* Task to complete *
Every line of the material below in which "JSON" shows up is to be located and copied.

* Task material *
^^^^^^^^^^^^^^^^
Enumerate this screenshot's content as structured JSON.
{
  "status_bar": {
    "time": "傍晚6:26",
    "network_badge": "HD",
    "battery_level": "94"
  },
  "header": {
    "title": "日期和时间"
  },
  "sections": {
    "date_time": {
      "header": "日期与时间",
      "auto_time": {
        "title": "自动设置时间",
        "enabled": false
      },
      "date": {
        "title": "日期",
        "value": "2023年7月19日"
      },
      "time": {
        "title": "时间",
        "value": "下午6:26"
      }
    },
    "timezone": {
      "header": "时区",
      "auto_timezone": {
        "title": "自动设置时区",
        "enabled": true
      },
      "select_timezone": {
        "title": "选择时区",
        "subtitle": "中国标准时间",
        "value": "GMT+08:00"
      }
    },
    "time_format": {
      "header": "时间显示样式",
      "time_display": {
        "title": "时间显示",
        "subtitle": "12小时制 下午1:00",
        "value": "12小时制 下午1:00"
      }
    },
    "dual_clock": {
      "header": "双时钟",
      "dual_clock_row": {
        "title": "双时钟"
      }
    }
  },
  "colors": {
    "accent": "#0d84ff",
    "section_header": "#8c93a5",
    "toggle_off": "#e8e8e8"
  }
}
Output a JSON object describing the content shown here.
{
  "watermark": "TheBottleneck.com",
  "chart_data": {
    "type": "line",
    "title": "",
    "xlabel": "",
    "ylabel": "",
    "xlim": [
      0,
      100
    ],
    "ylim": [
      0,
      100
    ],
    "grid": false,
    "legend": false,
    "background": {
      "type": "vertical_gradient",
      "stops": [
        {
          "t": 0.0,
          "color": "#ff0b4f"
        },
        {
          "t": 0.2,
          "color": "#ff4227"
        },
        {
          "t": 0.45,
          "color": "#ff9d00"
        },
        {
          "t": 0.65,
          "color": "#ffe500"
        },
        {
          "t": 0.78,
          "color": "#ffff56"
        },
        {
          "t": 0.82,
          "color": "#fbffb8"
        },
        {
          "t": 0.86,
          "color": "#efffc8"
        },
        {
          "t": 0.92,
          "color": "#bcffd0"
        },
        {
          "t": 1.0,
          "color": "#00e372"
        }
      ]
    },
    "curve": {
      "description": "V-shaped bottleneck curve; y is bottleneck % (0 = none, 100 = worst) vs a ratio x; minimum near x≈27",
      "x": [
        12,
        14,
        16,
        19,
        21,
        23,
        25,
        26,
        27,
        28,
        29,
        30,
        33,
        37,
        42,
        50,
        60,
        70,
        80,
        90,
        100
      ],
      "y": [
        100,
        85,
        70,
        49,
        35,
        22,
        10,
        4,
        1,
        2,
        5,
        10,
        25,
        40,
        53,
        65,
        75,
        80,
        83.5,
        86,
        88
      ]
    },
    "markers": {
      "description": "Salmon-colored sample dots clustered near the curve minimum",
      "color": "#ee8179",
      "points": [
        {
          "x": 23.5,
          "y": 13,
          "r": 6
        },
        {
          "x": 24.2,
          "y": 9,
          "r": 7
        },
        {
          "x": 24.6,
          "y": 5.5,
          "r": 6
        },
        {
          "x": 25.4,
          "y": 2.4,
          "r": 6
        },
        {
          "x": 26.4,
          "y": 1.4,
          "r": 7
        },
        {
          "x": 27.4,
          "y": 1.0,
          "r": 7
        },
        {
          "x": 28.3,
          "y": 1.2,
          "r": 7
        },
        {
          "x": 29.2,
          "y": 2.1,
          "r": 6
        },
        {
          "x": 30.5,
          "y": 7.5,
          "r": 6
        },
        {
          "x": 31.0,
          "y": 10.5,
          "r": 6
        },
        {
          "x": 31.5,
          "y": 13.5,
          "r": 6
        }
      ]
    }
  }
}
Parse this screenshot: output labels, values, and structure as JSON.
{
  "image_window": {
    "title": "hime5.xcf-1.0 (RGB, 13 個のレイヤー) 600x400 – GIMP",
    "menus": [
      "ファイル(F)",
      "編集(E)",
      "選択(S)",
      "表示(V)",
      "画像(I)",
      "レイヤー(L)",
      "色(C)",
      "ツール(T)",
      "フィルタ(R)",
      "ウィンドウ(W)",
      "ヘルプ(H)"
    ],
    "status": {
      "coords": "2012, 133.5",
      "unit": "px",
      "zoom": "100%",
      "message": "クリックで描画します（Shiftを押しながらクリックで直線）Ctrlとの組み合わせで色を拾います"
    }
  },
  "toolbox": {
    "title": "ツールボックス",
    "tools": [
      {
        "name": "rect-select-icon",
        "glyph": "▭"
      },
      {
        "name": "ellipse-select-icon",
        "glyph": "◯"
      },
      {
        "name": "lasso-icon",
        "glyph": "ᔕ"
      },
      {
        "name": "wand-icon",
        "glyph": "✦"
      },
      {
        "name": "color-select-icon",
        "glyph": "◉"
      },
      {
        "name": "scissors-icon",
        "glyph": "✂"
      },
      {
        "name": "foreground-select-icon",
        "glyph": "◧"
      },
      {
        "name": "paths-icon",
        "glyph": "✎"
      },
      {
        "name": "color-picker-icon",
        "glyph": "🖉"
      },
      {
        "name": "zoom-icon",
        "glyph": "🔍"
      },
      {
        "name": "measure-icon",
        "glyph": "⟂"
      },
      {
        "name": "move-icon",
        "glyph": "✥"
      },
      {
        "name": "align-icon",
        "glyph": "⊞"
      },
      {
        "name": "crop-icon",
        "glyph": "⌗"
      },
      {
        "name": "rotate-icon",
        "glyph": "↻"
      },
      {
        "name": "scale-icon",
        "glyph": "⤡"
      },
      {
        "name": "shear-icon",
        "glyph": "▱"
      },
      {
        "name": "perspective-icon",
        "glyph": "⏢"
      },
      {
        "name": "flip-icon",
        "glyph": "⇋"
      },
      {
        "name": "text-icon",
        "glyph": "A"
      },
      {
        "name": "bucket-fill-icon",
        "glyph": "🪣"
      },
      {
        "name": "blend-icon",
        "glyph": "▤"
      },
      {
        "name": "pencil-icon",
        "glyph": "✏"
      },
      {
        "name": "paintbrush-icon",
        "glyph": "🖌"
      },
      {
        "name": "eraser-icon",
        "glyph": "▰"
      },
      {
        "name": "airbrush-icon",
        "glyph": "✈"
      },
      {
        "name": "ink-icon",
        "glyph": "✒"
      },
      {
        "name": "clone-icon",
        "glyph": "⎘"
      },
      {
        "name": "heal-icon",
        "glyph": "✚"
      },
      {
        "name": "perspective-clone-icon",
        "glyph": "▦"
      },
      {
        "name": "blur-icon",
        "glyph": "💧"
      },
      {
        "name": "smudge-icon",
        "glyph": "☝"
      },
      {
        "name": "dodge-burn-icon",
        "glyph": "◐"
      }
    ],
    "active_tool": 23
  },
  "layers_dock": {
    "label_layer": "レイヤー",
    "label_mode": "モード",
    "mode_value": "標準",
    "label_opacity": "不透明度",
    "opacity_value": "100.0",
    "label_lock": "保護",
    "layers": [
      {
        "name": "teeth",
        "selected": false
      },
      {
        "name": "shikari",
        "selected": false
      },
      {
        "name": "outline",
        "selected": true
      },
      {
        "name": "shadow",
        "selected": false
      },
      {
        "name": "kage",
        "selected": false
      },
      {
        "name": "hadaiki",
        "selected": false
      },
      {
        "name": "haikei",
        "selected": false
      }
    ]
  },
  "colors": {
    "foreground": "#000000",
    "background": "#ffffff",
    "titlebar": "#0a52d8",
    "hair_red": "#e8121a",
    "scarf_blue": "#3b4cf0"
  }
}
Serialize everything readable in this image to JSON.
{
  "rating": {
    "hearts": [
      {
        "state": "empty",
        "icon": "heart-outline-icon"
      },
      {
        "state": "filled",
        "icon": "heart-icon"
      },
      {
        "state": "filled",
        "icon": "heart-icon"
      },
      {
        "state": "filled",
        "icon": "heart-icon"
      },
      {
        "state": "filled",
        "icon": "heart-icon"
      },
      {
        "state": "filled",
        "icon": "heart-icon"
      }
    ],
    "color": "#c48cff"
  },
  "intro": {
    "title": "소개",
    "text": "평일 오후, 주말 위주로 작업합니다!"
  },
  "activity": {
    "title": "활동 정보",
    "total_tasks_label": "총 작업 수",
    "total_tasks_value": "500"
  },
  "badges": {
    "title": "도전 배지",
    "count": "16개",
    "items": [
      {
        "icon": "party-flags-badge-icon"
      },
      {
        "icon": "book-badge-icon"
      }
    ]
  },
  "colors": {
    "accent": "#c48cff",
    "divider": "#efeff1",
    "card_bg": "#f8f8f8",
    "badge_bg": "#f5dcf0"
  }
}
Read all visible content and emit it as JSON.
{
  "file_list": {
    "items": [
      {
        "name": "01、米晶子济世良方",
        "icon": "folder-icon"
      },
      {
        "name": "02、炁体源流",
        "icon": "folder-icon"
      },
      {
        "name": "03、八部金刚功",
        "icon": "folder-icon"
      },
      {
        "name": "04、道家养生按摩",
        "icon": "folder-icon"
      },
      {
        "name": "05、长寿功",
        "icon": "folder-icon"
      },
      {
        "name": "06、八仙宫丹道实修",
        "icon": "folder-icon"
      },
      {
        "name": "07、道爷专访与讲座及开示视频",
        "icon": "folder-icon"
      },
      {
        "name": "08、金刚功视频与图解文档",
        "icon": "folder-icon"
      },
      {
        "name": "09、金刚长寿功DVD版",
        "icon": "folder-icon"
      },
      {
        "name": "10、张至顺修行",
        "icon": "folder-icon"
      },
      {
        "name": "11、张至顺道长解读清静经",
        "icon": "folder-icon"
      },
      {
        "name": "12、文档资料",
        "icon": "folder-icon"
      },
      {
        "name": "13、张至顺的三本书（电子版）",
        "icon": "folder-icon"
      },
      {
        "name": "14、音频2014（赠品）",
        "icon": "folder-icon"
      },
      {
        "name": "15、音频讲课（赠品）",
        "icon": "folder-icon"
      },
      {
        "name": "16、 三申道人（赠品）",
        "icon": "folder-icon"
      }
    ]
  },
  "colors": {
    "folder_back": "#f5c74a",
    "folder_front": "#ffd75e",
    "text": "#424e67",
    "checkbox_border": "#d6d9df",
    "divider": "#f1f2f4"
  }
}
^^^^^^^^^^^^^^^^
* Output *
Enumerate this screenshot's content as structured JSON.
Output a JSON object describing the content shown here.
Parse this screenshot: output labels, values, and structure as JSON.
Serialize everything readable in this image to JSON.
Read all visible content and emit it as JSON.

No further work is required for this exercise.